DeKalb High School of Technology South receives STEM grant

Principal, CTAE leader and Dart Foundation executive In 1984, Michigan couple William and Claire Dart took a keen interest in science, technology, engineering and mathematics (STEM) education. Within the same calendar year, they established the Dart Foundation, a non-profit dedicated to placing funds directly where it matters most: the classroom.

In December 2018, one DeKalb County School District (DCSD) school partnered with the Dart Foundation to invest more than $59,000 in STEM education. DeKalb High School of Technology South was named the recipient of a Dart Foundation grant worth $59,720 on December 19, 2018, which will be used to place state-of-the-art equipment in classrooms dedicated to innovative, cutting-edge, STEM-based learning.

“It’s truly wonderful and exciting. We’re grateful for the opportunity to earn funds that go back into our manufacturing and engineering career pathways,” said Dr. Vikki Williams, principal at DeKalb High School of Technology South. “We’re the only school that offers this pathway, and we’re proud to offer a stand-alone program that’s poised to improve.”

According to Williams and instructional support specialist, Candice Little, who played a major role in obtaining the Dart Foundation grant, the funds will be used for new 3D printers, robotic arms, TNT routers, and other equipment. The improvements will allow students studying manufacturing engineering to produce such products as lamps, cell phone cases, school logos, and anything else their imaginations are able to produce.

Dr. Paul W. Camick, Career, Technical & Agricultural Education Instructional Coordinator for DCSD, said the new equipment will be installed by February 2019 at the absolute latest. Students at DeKalb High School of Technology South complete two classes per semester and the new equipment will benefit students for the majority.

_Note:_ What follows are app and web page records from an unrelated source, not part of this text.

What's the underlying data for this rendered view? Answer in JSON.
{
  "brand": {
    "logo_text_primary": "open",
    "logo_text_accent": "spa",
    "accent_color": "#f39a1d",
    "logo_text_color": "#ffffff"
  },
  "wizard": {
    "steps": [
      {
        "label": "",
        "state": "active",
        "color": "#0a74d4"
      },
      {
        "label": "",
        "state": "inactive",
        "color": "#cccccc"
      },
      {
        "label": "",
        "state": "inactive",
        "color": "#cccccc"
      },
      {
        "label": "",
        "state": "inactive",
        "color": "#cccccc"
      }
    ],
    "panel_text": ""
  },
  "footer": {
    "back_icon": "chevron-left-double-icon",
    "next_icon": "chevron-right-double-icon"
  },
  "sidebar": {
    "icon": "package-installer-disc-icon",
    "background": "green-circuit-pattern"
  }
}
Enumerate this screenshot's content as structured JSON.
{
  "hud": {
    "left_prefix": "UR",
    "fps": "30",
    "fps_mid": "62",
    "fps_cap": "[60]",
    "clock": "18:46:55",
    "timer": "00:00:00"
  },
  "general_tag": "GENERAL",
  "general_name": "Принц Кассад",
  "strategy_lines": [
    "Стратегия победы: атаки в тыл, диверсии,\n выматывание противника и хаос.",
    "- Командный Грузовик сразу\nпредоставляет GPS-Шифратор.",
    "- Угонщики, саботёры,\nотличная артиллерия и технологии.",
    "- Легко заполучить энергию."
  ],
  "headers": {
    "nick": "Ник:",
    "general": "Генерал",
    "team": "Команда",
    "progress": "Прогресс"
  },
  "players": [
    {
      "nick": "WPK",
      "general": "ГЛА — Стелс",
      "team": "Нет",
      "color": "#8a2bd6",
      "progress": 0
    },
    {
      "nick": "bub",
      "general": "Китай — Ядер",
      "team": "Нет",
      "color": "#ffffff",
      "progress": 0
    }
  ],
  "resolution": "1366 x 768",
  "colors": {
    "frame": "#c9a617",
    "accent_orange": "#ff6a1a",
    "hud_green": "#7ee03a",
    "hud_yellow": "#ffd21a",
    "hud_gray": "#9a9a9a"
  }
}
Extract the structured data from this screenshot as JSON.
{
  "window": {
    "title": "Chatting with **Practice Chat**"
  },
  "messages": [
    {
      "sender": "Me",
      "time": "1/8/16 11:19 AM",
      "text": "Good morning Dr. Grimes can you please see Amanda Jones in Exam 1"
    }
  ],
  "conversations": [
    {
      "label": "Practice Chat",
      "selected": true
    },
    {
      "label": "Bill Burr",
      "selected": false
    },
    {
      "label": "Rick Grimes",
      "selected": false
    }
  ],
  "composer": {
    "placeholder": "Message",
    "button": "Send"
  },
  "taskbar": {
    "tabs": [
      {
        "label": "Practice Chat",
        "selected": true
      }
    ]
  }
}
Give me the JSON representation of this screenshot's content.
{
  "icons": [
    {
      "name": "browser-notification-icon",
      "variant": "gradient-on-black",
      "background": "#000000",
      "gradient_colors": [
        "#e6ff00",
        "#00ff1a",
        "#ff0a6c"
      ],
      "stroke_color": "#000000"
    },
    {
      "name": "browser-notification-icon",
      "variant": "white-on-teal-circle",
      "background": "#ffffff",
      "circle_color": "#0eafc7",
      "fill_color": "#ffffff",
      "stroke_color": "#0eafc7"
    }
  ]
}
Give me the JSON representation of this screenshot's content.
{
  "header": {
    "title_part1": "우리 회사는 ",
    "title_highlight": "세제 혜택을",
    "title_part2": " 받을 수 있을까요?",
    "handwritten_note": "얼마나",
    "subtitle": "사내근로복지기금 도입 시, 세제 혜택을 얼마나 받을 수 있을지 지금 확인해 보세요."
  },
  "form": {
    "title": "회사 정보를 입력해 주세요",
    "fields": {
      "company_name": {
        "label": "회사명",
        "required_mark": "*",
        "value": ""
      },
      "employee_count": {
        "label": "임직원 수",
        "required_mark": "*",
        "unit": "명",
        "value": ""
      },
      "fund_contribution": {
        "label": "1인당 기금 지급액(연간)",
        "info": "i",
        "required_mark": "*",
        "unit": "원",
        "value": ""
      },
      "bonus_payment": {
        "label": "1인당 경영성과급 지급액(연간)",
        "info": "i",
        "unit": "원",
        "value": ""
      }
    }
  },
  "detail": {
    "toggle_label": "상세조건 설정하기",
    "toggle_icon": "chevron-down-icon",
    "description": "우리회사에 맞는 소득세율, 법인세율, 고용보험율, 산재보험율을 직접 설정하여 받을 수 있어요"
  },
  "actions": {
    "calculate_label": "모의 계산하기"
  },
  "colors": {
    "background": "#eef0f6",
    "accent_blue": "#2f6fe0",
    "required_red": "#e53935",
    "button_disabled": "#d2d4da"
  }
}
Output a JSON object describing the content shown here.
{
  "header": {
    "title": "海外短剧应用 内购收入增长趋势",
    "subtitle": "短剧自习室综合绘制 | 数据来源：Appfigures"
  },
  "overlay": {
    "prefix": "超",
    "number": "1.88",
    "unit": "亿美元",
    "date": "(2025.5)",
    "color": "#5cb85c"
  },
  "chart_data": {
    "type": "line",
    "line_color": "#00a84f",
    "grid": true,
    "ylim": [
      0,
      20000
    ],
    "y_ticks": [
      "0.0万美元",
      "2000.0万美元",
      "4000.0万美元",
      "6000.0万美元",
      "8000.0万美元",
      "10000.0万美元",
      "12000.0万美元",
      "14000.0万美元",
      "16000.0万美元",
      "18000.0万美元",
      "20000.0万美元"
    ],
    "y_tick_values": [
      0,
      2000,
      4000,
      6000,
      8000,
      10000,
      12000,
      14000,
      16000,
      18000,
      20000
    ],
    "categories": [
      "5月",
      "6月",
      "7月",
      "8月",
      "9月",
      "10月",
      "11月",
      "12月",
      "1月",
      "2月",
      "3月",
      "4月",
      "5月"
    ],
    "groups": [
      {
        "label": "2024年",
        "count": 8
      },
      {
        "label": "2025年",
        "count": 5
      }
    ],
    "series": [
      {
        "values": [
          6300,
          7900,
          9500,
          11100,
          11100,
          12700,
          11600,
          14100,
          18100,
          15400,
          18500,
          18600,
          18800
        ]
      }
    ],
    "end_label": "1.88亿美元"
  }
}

The incoming equipment mirrors the technology being used currently in the manufacturing industry, meaning DCSD students who enroll in DeKalb High School of Technology South’s program are hitting the ground running upon graduation.

“We’re always striving to do what’s best for our students. We believe that students here, at our school, should have the ultimate experience in the STEM field,” Williams said. “This will be a huge opportunity for our students to be exposed to the latest equipment. The ensures that we are meeting industry standards and have the experience and knowledge needed in the industry. Technology changes so often, but we are one of the strongest districts in fulfilling that need and staying competitive.”

male student holds video cameraDeKalb High School of Technology South is one of two campuses offering nothing but CTAE instruction. Students typically spend half the day at their regular campuses and half a day dedicated to career-oriented instruction.

According to Dart Foundation Plant Manager Simon Graham, it’s in the Dart Foundation’s best interest in invest in STEM education in the communities it serves. Currently, Dart Foundation offers grants in Conyers, Social Circle, Thomaston, and Lithonia in Georgia—the same areas that it houses plants and warehouses for manufacturing.

As a plant manager, he said he is always looking for new workers that have gained an exposure to new, ever-changing technologies. He said the need for a workforce that is engaged with this evolution is constantly growing.

“The Dart family themselves feel very strongly about supporting manufacturing education in the local communities where they have a physical presence,” Graham said. “The Dart Foundation is really interested in helping young people acquire the skills necessary to bridge into the manufacturing workspace and be successful in that career line. There is a huge potential and a huge need in industry for students that are skilled and capable. We’re excited to be able to support that.”